[[ Task input, beginning ]]
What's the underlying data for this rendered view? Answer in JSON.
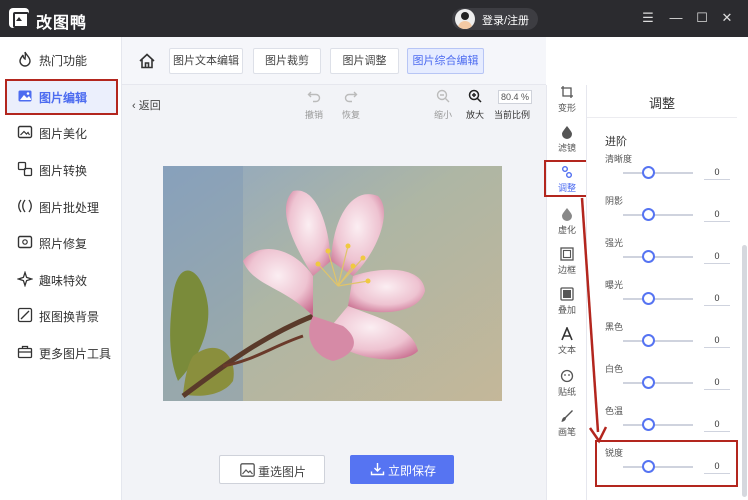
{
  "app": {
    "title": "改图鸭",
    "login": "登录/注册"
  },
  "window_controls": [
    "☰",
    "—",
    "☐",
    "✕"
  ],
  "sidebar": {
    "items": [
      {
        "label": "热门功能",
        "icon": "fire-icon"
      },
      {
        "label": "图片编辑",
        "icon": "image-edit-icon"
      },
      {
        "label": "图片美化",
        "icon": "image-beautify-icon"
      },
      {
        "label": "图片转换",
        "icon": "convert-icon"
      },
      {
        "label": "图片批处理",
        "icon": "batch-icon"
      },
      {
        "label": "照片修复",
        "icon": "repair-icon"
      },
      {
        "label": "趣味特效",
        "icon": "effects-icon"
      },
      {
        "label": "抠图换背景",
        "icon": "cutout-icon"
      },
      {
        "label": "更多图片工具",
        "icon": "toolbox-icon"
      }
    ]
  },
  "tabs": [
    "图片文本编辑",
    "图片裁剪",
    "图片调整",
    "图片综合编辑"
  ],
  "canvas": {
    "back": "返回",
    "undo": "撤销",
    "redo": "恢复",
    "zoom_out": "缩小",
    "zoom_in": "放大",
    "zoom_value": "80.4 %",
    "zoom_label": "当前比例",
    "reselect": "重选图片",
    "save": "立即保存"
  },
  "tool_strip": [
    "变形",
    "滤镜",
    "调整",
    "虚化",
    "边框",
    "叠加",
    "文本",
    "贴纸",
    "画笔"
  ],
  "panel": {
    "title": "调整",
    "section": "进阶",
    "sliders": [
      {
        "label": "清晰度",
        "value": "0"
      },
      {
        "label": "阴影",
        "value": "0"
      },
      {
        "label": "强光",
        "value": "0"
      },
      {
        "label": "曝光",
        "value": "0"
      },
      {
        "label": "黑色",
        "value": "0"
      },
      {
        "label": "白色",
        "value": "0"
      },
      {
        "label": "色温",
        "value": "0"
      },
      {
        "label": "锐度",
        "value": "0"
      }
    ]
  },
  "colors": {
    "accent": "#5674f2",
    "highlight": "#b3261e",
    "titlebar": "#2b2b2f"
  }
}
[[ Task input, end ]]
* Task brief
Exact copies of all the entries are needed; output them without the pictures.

* Answer to this problem
What's the underlying data for this rendered view? Answer in JSON.
{
  "app": {
    "title": "改图鸭",
    "login": "登录/注册"
  },
  "window_controls": [
    "☰",
    "—",
    "☐",
    "✕"
  ],
  "sidebar": {
    "items": [
      {
        "label": "热门功能",
        "icon": "fire-icon"
      },
      {
        "label": "图片编辑",
        "icon": "image-edit-icon"
      },
      {
        "label": "图片美化",
        "icon": "image-beautify-icon"
      },
      {
        "label": "图片转换",
        "icon": "convert-icon"
      },
      {
        "label": "图片批处理",
        "icon": "batch-icon"
      },
      {
        "label": "照片修复",
        "icon": "repair-icon"
      },
      {
        "label": "趣味特效",
        "icon": "effects-icon"
      },
      {
        "label": "抠图换背景",
        "icon": "cutout-icon"
      },
      {
        "label": "更多图片工具",
        "icon": "toolbox-icon"
      }
    ]
  },
  "tabs": [
    "图片文本编辑",
    "图片裁剪",
    "图片调整",
    "图片综合编辑"
  ],
  "canvas": {
    "back": "返回",
    "undo": "撤销",
    "redo": "恢复",
    "zoom_out": "缩小",
    "zoom_in": "放大",
    "zoom_value": "80.4 %",
    "zoom_label": "当前比例",
    "reselect": "重选图片",
    "save": "立即保存"
  },
  "tool_strip": [
    "变形",
    "滤镜",
    "调整",
    "虚化",
    "边框",
    "叠加",
    "文本",
    "贴纸",
    "画笔"
  ],
  "panel": {
    "title": "调整",
    "section": "进阶",
    "sliders": [
      {
        "label": "清晰度",
        "value": "0"
      },
      {
        "label": "阴影",
        "value": "0"
      },
      {
        "label": "强光",
        "value": "0"
      },
      {
        "label": "曝光",
        "value": "0"
      },
      {
        "label": "黑色",
        "value": "0"
      },
      {
        "label": "白色",
        "value": "0"
      },
      {
        "label": "色温",
        "value": "0"
      },
      {
        "label": "锐度",
        "value": "0"
      }
    ]
  },
  "colors": {
    "accent": "#5674f2",
    "highlight": "#b3261e",
    "titlebar": "#2b2b2f"
  }
}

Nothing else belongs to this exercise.